Wherever the listing has a line with the string "value", copy that line out.

------------

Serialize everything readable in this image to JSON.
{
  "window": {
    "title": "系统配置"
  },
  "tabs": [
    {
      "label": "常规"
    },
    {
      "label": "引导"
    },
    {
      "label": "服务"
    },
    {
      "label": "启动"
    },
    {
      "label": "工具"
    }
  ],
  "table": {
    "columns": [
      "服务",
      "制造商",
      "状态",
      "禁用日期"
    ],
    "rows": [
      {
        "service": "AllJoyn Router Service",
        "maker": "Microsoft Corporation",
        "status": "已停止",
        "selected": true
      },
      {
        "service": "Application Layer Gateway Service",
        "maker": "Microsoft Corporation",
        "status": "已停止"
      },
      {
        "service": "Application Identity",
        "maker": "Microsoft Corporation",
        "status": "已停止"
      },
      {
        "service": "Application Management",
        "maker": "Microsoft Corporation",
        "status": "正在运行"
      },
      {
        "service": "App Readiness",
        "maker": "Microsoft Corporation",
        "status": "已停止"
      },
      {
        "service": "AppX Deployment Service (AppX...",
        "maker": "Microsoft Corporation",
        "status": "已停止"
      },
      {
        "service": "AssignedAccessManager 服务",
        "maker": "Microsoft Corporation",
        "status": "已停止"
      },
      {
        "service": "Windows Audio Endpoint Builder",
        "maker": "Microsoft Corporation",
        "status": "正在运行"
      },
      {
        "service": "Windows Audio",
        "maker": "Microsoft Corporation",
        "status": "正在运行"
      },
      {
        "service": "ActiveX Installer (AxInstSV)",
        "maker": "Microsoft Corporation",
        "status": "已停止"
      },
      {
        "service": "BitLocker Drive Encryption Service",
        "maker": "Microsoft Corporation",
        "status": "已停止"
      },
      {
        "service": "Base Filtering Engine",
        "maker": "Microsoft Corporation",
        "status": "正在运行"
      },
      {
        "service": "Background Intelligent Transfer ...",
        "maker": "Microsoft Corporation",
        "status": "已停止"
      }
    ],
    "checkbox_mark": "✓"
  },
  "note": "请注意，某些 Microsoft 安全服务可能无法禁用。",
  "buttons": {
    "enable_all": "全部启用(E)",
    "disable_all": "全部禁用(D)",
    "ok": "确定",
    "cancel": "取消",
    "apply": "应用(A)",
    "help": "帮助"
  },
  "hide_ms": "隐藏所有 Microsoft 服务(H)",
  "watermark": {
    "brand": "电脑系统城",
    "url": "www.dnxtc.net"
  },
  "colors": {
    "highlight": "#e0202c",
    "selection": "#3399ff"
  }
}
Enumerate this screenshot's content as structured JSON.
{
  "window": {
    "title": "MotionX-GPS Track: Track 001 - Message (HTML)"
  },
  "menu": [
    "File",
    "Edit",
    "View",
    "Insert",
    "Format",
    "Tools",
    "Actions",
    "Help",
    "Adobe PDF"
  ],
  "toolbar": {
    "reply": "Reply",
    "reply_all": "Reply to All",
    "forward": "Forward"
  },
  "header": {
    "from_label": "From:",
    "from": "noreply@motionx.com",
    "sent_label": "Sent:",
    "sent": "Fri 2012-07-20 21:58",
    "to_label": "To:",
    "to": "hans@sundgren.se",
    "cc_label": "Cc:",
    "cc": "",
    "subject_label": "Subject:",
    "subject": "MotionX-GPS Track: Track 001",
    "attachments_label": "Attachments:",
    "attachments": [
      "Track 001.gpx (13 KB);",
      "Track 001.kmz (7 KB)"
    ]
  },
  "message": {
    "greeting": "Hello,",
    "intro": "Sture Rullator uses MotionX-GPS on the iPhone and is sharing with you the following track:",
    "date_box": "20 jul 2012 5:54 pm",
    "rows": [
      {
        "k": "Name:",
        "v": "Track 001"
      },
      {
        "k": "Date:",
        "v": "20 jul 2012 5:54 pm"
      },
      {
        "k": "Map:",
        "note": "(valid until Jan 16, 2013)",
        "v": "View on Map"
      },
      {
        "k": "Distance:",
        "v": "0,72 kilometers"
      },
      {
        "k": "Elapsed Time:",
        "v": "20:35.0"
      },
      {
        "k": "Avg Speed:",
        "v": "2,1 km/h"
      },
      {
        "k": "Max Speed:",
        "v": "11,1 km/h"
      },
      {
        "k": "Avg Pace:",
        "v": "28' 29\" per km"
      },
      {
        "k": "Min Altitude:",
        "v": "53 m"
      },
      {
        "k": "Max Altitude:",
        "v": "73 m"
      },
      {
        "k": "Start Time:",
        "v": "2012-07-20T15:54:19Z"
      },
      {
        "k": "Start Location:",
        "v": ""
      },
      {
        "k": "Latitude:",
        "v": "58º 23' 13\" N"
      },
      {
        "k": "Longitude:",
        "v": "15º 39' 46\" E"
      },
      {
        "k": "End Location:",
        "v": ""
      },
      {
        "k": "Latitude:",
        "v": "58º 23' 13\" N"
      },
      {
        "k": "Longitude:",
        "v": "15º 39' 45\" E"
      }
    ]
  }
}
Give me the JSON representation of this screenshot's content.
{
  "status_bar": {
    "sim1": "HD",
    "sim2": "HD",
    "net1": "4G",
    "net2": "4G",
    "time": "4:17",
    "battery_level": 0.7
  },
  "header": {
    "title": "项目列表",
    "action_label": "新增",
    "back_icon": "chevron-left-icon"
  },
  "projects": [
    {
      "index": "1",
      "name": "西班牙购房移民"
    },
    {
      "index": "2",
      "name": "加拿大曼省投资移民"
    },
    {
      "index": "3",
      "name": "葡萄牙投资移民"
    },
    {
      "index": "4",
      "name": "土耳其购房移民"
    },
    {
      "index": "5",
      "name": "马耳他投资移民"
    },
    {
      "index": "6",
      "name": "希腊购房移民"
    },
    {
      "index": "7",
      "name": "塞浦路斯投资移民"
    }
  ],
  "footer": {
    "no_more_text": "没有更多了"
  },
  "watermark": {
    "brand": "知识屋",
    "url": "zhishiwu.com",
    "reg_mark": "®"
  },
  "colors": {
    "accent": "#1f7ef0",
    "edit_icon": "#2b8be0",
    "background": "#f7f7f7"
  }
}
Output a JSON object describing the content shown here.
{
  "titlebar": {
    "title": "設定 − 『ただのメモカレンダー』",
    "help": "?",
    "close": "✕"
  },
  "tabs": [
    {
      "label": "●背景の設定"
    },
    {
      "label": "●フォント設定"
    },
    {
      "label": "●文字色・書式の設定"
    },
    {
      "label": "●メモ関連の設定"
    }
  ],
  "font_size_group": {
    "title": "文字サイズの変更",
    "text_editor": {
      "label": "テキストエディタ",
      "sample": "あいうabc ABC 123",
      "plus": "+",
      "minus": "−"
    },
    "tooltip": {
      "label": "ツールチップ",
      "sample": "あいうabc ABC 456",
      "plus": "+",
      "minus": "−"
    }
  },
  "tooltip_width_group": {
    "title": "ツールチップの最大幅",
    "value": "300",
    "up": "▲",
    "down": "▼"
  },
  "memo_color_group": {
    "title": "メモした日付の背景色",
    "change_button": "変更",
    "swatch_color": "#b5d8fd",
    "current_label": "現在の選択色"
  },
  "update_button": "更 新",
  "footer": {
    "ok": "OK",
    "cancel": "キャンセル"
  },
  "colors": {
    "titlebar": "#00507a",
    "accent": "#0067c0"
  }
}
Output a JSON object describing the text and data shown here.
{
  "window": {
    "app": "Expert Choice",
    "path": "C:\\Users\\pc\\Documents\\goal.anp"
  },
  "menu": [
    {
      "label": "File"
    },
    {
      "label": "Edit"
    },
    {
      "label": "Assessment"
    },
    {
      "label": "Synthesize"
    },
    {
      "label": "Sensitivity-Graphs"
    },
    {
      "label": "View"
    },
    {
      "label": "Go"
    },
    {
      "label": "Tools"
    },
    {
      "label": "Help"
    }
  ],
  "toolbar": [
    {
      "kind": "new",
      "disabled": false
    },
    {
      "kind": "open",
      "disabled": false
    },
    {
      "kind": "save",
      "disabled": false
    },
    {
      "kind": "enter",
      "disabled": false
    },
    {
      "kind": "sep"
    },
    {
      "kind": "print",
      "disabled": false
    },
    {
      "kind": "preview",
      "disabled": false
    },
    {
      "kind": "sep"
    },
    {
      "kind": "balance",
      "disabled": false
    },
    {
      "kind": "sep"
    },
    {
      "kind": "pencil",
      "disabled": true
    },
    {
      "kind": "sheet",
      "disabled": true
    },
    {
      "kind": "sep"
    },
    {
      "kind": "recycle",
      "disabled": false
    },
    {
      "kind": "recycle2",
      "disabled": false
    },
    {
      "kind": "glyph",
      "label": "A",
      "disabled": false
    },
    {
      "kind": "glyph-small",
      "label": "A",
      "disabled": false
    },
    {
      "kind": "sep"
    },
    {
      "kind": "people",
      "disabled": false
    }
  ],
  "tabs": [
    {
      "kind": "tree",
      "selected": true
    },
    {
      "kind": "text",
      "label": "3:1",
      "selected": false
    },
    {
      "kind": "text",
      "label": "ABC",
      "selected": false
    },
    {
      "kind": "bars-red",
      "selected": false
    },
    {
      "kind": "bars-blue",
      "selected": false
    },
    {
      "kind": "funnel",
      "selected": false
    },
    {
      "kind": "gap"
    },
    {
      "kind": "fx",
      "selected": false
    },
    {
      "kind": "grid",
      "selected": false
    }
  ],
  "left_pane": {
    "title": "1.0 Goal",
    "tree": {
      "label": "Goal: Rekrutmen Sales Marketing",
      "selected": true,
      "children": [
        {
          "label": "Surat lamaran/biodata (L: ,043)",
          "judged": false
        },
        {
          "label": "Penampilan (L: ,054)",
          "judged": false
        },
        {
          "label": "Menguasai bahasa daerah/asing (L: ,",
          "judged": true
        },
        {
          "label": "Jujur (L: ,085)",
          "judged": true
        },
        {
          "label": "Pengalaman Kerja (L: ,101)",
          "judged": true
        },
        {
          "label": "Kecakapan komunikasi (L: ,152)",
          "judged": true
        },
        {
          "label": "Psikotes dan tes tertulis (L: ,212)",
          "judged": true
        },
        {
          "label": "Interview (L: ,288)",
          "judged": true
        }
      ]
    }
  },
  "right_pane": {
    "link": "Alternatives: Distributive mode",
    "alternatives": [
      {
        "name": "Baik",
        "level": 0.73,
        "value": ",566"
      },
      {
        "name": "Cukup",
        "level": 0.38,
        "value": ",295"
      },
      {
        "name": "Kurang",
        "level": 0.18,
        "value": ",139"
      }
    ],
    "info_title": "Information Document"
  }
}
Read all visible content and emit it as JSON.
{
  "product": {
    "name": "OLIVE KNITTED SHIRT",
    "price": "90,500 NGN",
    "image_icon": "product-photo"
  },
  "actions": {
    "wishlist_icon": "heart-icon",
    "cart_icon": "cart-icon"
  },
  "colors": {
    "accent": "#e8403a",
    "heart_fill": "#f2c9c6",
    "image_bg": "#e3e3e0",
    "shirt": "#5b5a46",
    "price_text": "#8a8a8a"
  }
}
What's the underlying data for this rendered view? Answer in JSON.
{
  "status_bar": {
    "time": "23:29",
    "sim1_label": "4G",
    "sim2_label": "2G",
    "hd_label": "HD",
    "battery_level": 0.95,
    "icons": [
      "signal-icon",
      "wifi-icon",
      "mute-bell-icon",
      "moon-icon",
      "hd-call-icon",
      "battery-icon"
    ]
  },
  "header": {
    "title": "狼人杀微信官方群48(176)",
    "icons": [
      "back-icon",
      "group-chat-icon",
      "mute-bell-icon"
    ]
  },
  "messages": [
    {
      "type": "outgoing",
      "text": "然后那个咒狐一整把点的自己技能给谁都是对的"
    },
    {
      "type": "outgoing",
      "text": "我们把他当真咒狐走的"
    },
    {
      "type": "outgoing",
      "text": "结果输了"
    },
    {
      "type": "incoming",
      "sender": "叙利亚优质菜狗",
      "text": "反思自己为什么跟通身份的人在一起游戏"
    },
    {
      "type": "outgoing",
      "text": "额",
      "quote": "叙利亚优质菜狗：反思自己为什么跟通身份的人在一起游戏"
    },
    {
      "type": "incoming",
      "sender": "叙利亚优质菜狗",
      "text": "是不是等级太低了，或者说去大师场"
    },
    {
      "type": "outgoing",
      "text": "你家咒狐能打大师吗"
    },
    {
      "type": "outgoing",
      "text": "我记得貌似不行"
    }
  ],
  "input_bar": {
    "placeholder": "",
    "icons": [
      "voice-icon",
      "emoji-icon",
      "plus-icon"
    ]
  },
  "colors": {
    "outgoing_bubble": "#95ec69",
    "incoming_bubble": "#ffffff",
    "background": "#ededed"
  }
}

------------

▸ **Answer below**:
    "value": "300",
        "value": ",566"
        "value": ",295"
        "value": ",139"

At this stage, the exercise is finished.